By Ange Mlinko
From this balcony the sight lines are clear to the rooftop volleyball court of my son's elementary school
(from its mesh cage the kids at P.E. class raise a right ruckus)—
I look over; is he up there now? No; his is a different period
I'm squeezing some orange halves on a cheap plastic boat with a dome like a parliament and teeth at the spout to catch seeds and pulp
Dragging a haul of juicing oranges all the way down-campus in my bag stitched with the word “Cyprus”
I recall the oranges were mostly on the trees in Cyprus
It was the potato we were about then: the famous Cypriot, grown in red dirt and baked "in its jacket," fluffy as a buttered cloud . . .
We would pass the fields of red dirt and then a schoolyard and wonder what it would be like to be a child raised on an island like this
Squat between sun and sea, never an ice age, abounding with indigenous flowers evolving freely, without extinctions
But, oh yeah—massacres
Barbed wire slicing Nicosia in a crescent ghetto
My grandmother picked potatoes on a collective farm at the age of nine, after her father died
But the funny story she told was of having shut herself inadvertently in the potato cellar while her mother was ill with pneumonia
The eldest child, she knew that if her mother died as well it would all be on her shoulders—the infant, the other children—

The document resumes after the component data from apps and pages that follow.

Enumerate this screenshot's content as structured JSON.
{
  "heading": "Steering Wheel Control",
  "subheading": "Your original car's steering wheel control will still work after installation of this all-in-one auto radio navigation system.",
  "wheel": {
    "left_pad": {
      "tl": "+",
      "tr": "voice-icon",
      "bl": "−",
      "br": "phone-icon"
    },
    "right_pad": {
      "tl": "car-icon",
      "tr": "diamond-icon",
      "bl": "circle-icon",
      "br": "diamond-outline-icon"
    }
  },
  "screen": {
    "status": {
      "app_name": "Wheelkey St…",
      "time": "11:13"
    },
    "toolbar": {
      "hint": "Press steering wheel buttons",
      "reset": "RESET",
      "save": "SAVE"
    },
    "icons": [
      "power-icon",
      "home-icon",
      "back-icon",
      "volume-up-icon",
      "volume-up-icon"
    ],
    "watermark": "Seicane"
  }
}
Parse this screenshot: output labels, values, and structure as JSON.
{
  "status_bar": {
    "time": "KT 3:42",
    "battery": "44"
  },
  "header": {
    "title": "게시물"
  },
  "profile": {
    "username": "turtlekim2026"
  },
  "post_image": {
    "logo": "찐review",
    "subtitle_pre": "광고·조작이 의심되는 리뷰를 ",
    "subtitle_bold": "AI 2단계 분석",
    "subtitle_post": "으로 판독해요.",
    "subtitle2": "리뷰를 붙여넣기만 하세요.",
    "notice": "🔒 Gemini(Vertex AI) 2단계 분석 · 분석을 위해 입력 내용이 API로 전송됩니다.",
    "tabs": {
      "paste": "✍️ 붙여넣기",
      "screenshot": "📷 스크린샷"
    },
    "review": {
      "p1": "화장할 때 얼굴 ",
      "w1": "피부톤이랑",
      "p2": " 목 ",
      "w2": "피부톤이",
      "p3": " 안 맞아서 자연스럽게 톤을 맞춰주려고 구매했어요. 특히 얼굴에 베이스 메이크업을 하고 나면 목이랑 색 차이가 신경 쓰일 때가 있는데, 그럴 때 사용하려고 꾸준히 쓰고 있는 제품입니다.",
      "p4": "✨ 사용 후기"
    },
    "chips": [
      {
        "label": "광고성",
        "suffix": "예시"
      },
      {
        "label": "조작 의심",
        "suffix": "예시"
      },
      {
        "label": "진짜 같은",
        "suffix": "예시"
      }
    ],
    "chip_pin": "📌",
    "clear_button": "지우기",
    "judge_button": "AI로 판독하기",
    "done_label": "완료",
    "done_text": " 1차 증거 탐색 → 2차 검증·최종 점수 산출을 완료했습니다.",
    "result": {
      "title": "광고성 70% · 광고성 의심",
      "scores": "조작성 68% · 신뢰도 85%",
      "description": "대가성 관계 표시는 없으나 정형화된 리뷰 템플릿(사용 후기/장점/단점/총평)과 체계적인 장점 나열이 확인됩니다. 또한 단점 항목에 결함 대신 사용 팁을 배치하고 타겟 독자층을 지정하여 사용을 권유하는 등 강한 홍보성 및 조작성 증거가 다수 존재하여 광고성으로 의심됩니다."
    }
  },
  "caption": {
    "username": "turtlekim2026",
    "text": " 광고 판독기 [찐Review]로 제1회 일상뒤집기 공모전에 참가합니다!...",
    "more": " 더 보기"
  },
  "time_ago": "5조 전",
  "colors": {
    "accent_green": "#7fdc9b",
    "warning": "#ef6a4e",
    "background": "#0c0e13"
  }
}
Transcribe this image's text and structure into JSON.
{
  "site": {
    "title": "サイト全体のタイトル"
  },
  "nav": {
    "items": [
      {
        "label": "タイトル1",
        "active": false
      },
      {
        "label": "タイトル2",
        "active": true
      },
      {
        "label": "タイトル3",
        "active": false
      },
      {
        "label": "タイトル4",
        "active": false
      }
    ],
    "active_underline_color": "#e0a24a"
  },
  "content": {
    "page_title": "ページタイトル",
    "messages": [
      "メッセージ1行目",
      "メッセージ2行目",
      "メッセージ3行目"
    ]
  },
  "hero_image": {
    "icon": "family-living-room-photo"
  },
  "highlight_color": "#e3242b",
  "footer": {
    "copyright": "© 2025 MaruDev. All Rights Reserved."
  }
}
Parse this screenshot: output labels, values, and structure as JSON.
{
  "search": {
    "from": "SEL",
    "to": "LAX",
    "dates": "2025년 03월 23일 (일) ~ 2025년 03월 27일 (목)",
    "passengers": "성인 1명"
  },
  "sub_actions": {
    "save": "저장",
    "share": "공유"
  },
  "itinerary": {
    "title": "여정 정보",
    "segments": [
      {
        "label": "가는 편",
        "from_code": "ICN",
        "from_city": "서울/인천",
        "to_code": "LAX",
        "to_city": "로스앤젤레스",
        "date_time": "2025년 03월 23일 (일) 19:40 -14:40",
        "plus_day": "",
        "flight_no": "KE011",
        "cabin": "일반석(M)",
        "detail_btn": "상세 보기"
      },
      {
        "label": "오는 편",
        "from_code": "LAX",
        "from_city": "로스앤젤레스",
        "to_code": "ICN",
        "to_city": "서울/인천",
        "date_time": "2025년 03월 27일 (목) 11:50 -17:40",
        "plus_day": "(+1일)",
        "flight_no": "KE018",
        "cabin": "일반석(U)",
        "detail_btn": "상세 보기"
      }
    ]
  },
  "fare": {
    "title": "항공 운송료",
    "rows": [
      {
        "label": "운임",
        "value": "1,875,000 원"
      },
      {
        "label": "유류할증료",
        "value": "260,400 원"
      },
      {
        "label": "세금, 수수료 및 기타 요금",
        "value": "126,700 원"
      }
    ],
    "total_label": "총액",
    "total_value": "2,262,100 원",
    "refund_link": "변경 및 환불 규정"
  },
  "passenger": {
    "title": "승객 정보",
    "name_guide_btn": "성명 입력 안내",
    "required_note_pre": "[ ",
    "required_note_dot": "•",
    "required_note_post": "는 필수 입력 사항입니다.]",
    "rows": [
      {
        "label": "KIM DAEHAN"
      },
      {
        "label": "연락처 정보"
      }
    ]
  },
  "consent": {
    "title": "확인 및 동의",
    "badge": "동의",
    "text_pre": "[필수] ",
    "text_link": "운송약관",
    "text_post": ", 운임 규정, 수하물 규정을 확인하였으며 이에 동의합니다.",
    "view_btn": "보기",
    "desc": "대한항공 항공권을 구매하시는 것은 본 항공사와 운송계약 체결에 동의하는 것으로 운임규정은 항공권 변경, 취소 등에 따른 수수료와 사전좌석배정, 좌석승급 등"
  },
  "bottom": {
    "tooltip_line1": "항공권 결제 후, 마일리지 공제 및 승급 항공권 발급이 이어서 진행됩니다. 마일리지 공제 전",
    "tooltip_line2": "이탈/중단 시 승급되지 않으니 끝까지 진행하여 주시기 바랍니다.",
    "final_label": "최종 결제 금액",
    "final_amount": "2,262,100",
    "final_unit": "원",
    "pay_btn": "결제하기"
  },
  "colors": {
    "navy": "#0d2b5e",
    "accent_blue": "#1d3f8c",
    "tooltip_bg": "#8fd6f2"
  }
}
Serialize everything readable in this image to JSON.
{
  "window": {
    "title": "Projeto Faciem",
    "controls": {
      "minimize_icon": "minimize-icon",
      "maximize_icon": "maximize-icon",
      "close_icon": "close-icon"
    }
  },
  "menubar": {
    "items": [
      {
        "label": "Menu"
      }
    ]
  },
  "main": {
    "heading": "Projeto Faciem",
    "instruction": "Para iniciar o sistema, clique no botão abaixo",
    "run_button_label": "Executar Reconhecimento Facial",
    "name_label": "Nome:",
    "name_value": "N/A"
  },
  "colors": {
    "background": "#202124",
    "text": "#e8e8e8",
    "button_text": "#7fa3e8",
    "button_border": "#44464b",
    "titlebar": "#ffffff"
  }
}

And, already terrified to begin with, she began bawling
But you know, someone let her out after a few hours
Her mother survived the pneumonia
She survived the potato farm
Then when she was eighteen and working in a hospital kitchen her supervisor—Psst!—opened the pantry and gestured toward the potatoes, pocketing some in her overcoat
She was terrified all over again
If she did help herself, their boss, a kind man, would find out
If she didn't help herself, her supervisor would know she knew
She didn't take the potatoes and she didn't get fired, and decades later she would return to the scene of demoralization, her version of: THE STALIN YEARS
The volleyball court has gone silent
The P.E. teacher, whose name I don't remember, rests his arms against the ledge and overlooks the street, the campus, my building, in which I sit, stuck in a thought about potatoes
He stands there a minute or two, in repose, then turns and walks away, leaving the scene unpopulated as in some sketch or exercise by a painter removed from the north to a Mediterranean Arcadia full of ruins and cypresses
Oh, it would be an exaggeration to say it's full of ruins here!
More like one of those mythological scenes with youths and gods in a crowded sky
Bliss Street overflowing with students slowing traffic as they drift across the road, scooters clustered outside the gate inscribed with the motto “That life may be lived more abundantly”
Perfect motto for a university. Perfect
As the fig trees were perfect that grew all into one boxy wreath round the dry fountain the kids on rented bicycles circled madly
That survived the civil war by the looks of their thick trunks, ringed by apartment blocks and antennae raised into a looming cloud the color of putty. Putty, not putti
From this week's New Yorker. Mlinko's Shoulder Season was released in April 2010.
My semiannual dentist appointment was Wednesday morning, and the hygienist said my gums looked great, which they didn't a year ago -- she took my blood pressure, which was below normal even though I didn't eat particularly well this weekend, and told me that blood pressure can affect gum health. So add another reason to be glad I'm avoiding sodium! After the dentist, I met Kay for her birthday lunch -- her birthday isn't until Friday, but our kids have no school that day, so we figured we'd better meet earlier -- we went to California Pizza Kitchen, and I brought home half a Thai pizza which I get to eat for lunch tomorrow, yay!
The afternoon and evening were weird. Adam came with me to the food store because we discovered we were completely out of breakfast cereal and all snacks that he liked, and Daniel got stressed out about various abstract political and social issues while evading questions about whether this was really about college applications or what. We watched Undercovers, which remains enjoyable but at a fairly superficial fannish level for me -- I have no Deep Thoughts whatsoever to convey. Through it all, watching bits of the Chilean mine rescue has buoyed my mood...and the mood of the entire world, I suspect.